The PEAs also visited a sports and recreation centre to support Kenya Football Club in their match against Qatarcelona F.C. During the match, some Kenyan workers shared their employment experiences in Qatar.On 6 December, the PEAs met with the officials from the Qatar National Human Rights Committee (NHRC) to explore initiatives and protection measures to assist stranded migrants or workers who are experiencing exploitation and discrimination in Qatar. The NHRC runs a hotline for foreign workers in Qatar to contact regarding issues they are experiencing. The Africa Desk for the hotline is run by volunteers from Sub-Saharan Africa who are living in Qatar. The Qatar NHRC hotline number is +6662 6663.
The PEA delegation also visited the Kenya Embassy. Mr. Tanui at the Kenya Embassy mentioned the significant efforts the Embassy is making to assist Kenyan workers stranded in Qatar due to deceptive recruitment, false visas, and/or contract substitution. Members of the PEA delegation were able to engage with a number of “stranded” Kenyan migrants at the Embassy and learn about the deceptive recruitment they experienced from unlicensed PEAs in Kenya. The PEAs learned that there are limited resources at the Embassy in Qatar to address the large number of cases of Kenyan workers experiencing abuse. The PEAs and the Embassy staff agreed that protecting Kenyan migrant workers begins in Kenya and agreed to do more together to curtail deceptive and unlicensed recruitment. In addition, on the Kenya side the Government of Kenya is currently rolling out a national program for all Kenyans leaving Kenya for work to attend a pre-departure training.
At a meeting with representatives of the ILO office in Doha the PEAs learned that the ILO is working closely with the Qatari government to implement numerous initiatives to reduce risks of human trafficking for the purposes of labor exploitation, and other labor abuses experienced by foreign workers in Qatar. Initiatives include engagement with the private sector (employers in Qatar) to promote ethical recruitment and better oversight of issues faced by workers in the recruitment process such as contract substitution and debt-inducing fees, as well as the development of Qatar Visa Centers (QVCs) to be run by the Qatari government in countries of origin where foreign workers are recruited from. The first QVC has been opened in Sri Lanka. The QVC in Kenya is slated to be opened in early 2019.

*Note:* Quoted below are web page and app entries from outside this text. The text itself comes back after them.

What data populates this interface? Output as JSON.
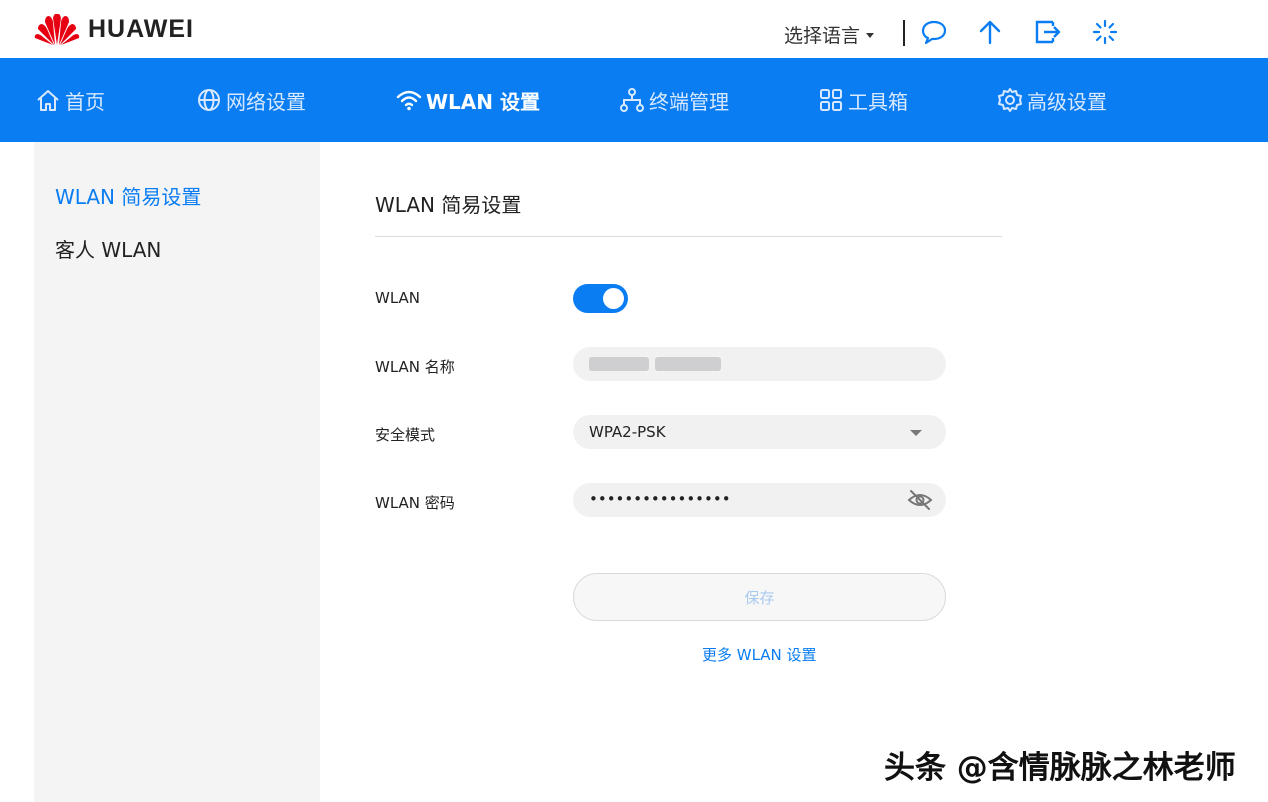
{
  "header": {
    "brand": "HUAWEI",
    "language_label": "选择语言",
    "icons": [
      "chat-icon",
      "upload-icon",
      "logout-icon",
      "loading-icon"
    ]
  },
  "nav": {
    "items": [
      {
        "label": "首页",
        "icon": "home-icon",
        "active": false
      },
      {
        "label": "网络设置",
        "icon": "globe-icon",
        "active": false
      },
      {
        "label": "WLAN 设置",
        "icon": "wifi-icon",
        "active": true
      },
      {
        "label": "终端管理",
        "icon": "devices-icon",
        "active": false
      },
      {
        "label": "工具箱",
        "icon": "grid-icon",
        "active": false
      },
      {
        "label": "高级设置",
        "icon": "gear-icon",
        "active": false
      }
    ]
  },
  "sidebar": {
    "items": [
      {
        "label": "WLAN 简易设置",
        "active": true
      },
      {
        "label": "客人 WLAN",
        "active": false
      }
    ]
  },
  "main": {
    "title": "WLAN 简易设置",
    "wlan_label": "WLAN",
    "wlan_enabled": true,
    "ssid_label": "WLAN 名称",
    "security_label": "安全模式",
    "security_value": "WPA2-PSK",
    "password_label": "WLAN 密码",
    "password_masked": "••••••••••••••••",
    "save_label": "保存",
    "more_link": "更多 WLAN 设置"
  },
  "watermark": "头条 @含情脉脉之林老师",
  "colors": {
    "accent": "#0a7df3",
    "sidebar_bg": "#f4f4f5",
    "field_bg": "#f1f1f2"
  }
}
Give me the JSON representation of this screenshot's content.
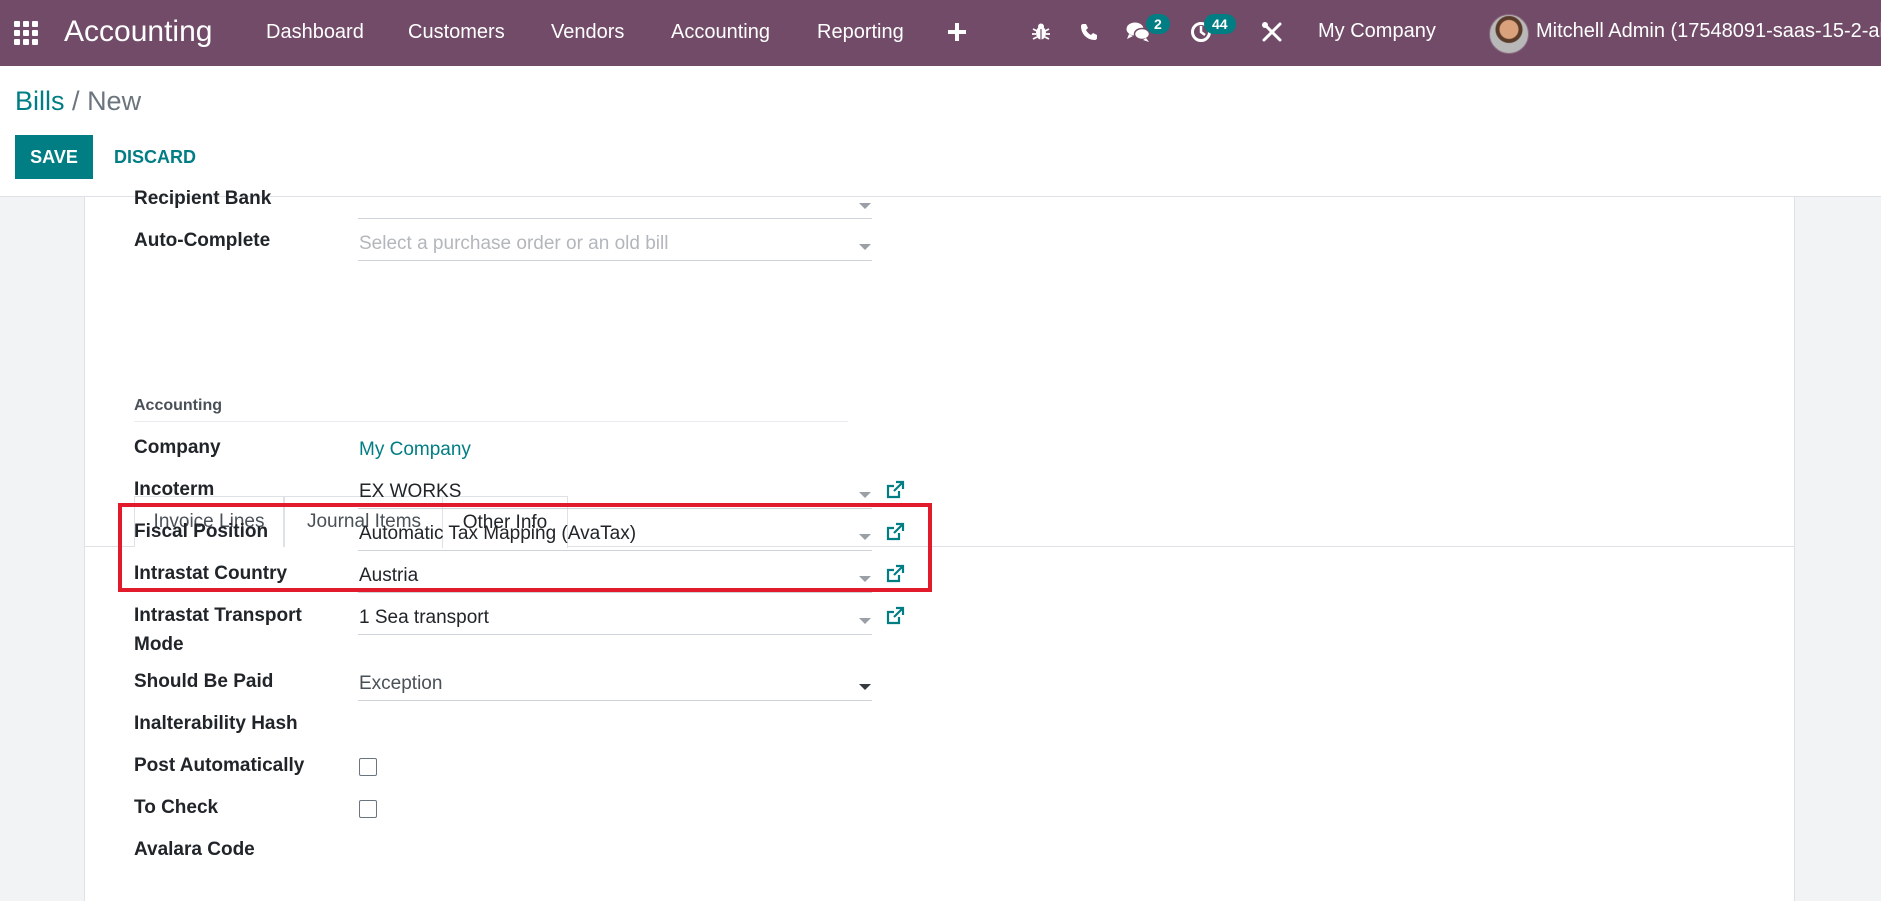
{
  "navbar": {
    "app_title": "Accounting",
    "menu": [
      "Dashboard",
      "Customers",
      "Vendors",
      "Accounting",
      "Reporting"
    ],
    "messages_badge": "2",
    "activities_badge": "44",
    "company": "My Company",
    "user": "Mitchell Admin (17548091-saas-15-2-all"
  },
  "breadcrumb": {
    "parent": "Bills",
    "separator": "/",
    "current": "New"
  },
  "actions": {
    "save": "SAVE",
    "discard": "DISCARD"
  },
  "top_fields": {
    "recipient_bank_label": "Recipient Bank",
    "auto_complete_label": "Auto-Complete",
    "auto_complete_placeholder": "Select a purchase order or an old bill"
  },
  "tabs": [
    {
      "label": "Invoice Lines",
      "active": false
    },
    {
      "label": "Journal Items",
      "active": false
    },
    {
      "label": "Other Info",
      "active": true
    }
  ],
  "other_info": {
    "group_title": "Accounting",
    "company_label": "Company",
    "company_value": "My Company",
    "incoterm_label": "Incoterm",
    "incoterm_value": "EX WORKS",
    "fiscal_position_label": "Fiscal Position",
    "fiscal_position_value": "Automatic Tax Mapping (AvaTax)",
    "intrastat_country_label": "Intrastat Country",
    "intrastat_country_value": "Austria",
    "transport_mode_label_1": "Intrastat Transport",
    "transport_mode_label_2": "Mode",
    "transport_mode_value": "1 Sea transport",
    "should_be_paid_label": "Should Be Paid",
    "should_be_paid_value": "Exception",
    "inalterability_hash_label": "Inalterability Hash",
    "post_automatically_label": "Post Automatically",
    "post_automatically_checked": false,
    "to_check_label": "To Check",
    "to_check_checked": false,
    "avalara_code_label": "Avalara Code"
  },
  "colors": {
    "navbar": "#714b67",
    "accent": "#017e84",
    "highlight": "#e21b2c"
  }
}
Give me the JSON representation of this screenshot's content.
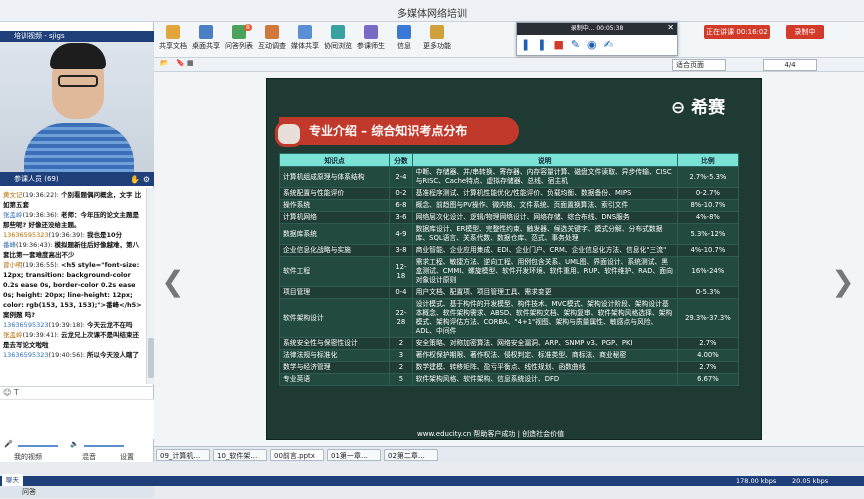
{
  "window": {
    "title": "多媒体网络培训"
  },
  "left_panel": {
    "video_title": "培训视频 - sjigs",
    "attendees_label": "参课人员 (69)",
    "chat": [
      {
        "name": "黄文记",
        "time": "(19:36:22):",
        "text": "个别看题偶问概念，文字 比如第五套"
      },
      {
        "name": "张孟岭",
        "time": "(19:36:36):",
        "text": "老师：今年压的论文主题是那些呢? 好像还没给主题。"
      },
      {
        "name": "13636595323",
        "time": "(19:36:39):",
        "text": "我也是10分"
      },
      {
        "name": "番峰",
        "time": "(19:36:43):",
        "text": "模拟题新往后好像越难，第八套比第一套难度高出不少"
      },
      {
        "name": "曾小明",
        "time": "(19:36:55):",
        "text": "<h5 style=\"font-size: 12px; transition: background-color 0.2s ease 0s, border-color 0.2s ease 0s; height: 20px; line-height: 12px; color: rgb(153, 153, 153);\">番峰</h5>案例题 吗?"
      },
      {
        "name": "13636595323",
        "time": "(19:39:18):",
        "text": "今天云龙不在吗"
      },
      {
        "name": "张孟岭",
        "time": "(19:39:41):",
        "text": "云龙兄上次课不是叫结束还是去写论文啦啦"
      },
      {
        "name": "13636595323",
        "time": "(19:40:56):",
        "text": "所以今天没人瞎了"
      }
    ],
    "input_icons": "☺ T",
    "my_video": "我的视频",
    "mix": "混音",
    "settings": "设置",
    "qa": "问答",
    "chat_tab": "聊天"
  },
  "toolbar": {
    "buttons": [
      "共享文档",
      "桌面共享",
      "问答列表",
      "互动调查",
      "媒体共享",
      "协同浏览",
      "参课师生",
      "信息",
      "更多功能"
    ],
    "badge": "8",
    "record_bar": "录制中... 00:05:38",
    "live_label": "正在讲课 00:16:02",
    "record_label": "录制中"
  },
  "nav": {
    "zoom": "适合页面",
    "page": "4/4"
  },
  "slide": {
    "logo": "希赛",
    "title": "专业介绍 – 综合知识考点分布",
    "headers": [
      "知识点",
      "分数",
      "说明",
      "比例"
    ],
    "rows": [
      [
        "计算机组成原理与体系结构",
        "2-4",
        "中断、存储器、并/串转换、寄存器、内存容量计算、磁盘文件读取、异步传输、CISC与RISC、Cache特点、虚拟存储器、总线、宿主机",
        "2.7%-5.3%"
      ],
      [
        "系统配置与性能评价",
        "0-2",
        "基准程序测试、计算机性能优化/性能评价、负载均衡、数据备份、MIPS",
        "0-2.7%"
      ],
      [
        "操作系统",
        "6-8",
        "概念、前趋图与PV操作、微内核、文件系统、页面置换算法、索引文件",
        "8%-10.7%"
      ],
      [
        "计算机网络",
        "3-6",
        "网络层次化设计、逻辑/物理网络设计、网络存储、综合布线、DNS服务",
        "4%-8%"
      ],
      [
        "数据库系统",
        "4-9",
        "数据库设计、ER模型、完整性约束、触发器、候选关键字、模式分解、分布式数据库、SQL语言、关系代数、数据仓库、范式、事务处理",
        "5.3%-12%"
      ],
      [
        "企业信息化战略与实施",
        "3-8",
        "商业智能、企业应用集成、EDI、企业门户、CRM、企业信息化方法、信息化\"三流\"",
        "4%-10.7%"
      ],
      [
        "软件工程",
        "12-18",
        "需求工程、敏捷方法、逆向工程、用例包含关系、UML图、界面设计、系统测试、黑盒测试、CMMI、螺旋模型、软件开发环境、软件重用、RUP、软件维护、RAD、面向对象设计原则",
        "16%-24%"
      ],
      [
        "项目管理",
        "0-4",
        "用户文档、配置项、项目管理工具、需求变更",
        "0-5.3%"
      ],
      [
        "软件架构设计",
        "22-28",
        "设计模式、基于构件的开发模型、构件技术、MVC模式、架构设计阶段、架构设计基本概念、软件架构需求、ABSD、软件架构文档、架构复审、软件架构风格选择、架构模式、架构评估方法、CORBA、\"4+1\"视图、架构与质量属性、敏感点与风险、ADL、中间件",
        "29.3%-37.3%"
      ],
      [
        "系统安全性与保密性设计",
        "2",
        "安全策略、对称加密算法、网络安全漏洞、ARP、SNMP v3、PGP、PKI",
        "2.7%"
      ],
      [
        "法律法规与标准化",
        "3",
        "著作权保护期限、著作权法、侵权判定、标准类型、商标法、商业秘密",
        "4.00%"
      ],
      [
        "数学与经济管理",
        "2",
        "数学建模、转移矩阵、盈亏平衡点、线性规划、函数曲线",
        "2.7%"
      ],
      [
        "专业英语",
        "5",
        "软件架构风格、软件架构、信息系统设计、DFD",
        "6.67%"
      ]
    ],
    "footer": "www.educity.cn  帮助客户成功 | 创造社会价值"
  },
  "tabs": [
    "09_计算机…",
    "10_软件架…",
    "00前言.pptx",
    "01第一章…",
    "02第二章…"
  ],
  "status": {
    "left": "",
    "upload": "178.00 kbps",
    "download": "20.05 kbps"
  }
}
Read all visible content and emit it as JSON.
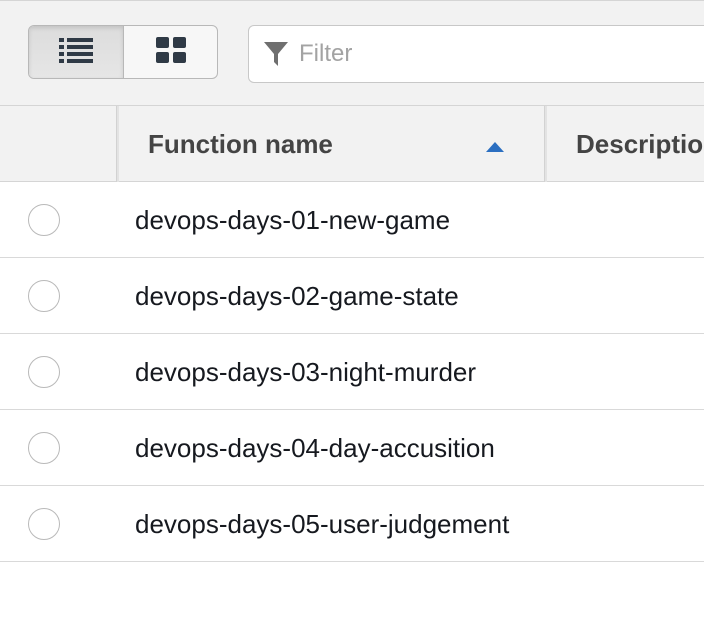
{
  "toolbar": {
    "view_toggle": [
      {
        "icon": "list-view-icon",
        "active": true
      },
      {
        "icon": "grid-view-icon",
        "active": false
      }
    ],
    "filter": {
      "icon": "funnel-icon",
      "placeholder": "Filter",
      "value": ""
    }
  },
  "table": {
    "columns": [
      {
        "label": "Function name",
        "sort": "ascending"
      },
      {
        "label": "Descriptio"
      }
    ],
    "rows": [
      {
        "name": "devops-days-01-new-game"
      },
      {
        "name": "devops-days-02-game-state"
      },
      {
        "name": "devops-days-03-night-murder"
      },
      {
        "name": "devops-days-04-day-accusition"
      },
      {
        "name": "devops-days-05-user-judgement"
      }
    ]
  },
  "colors": {
    "accent": "#2b6fc1",
    "header_bg": "#f2f2f2",
    "border": "#d5d5d5"
  }
}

On 7 December, the Kenyan PEAs visited the Qatar Churches’ Complex for Mass and met with Kenyan workers in Qatar and thereafter assessed a new app developed by Verité and the Doha Anglican Church that will offer migrant workers extensive information on the employment experience in Qatar. The app is called Just Good Work and will be launched in English and Swahili in early 2019.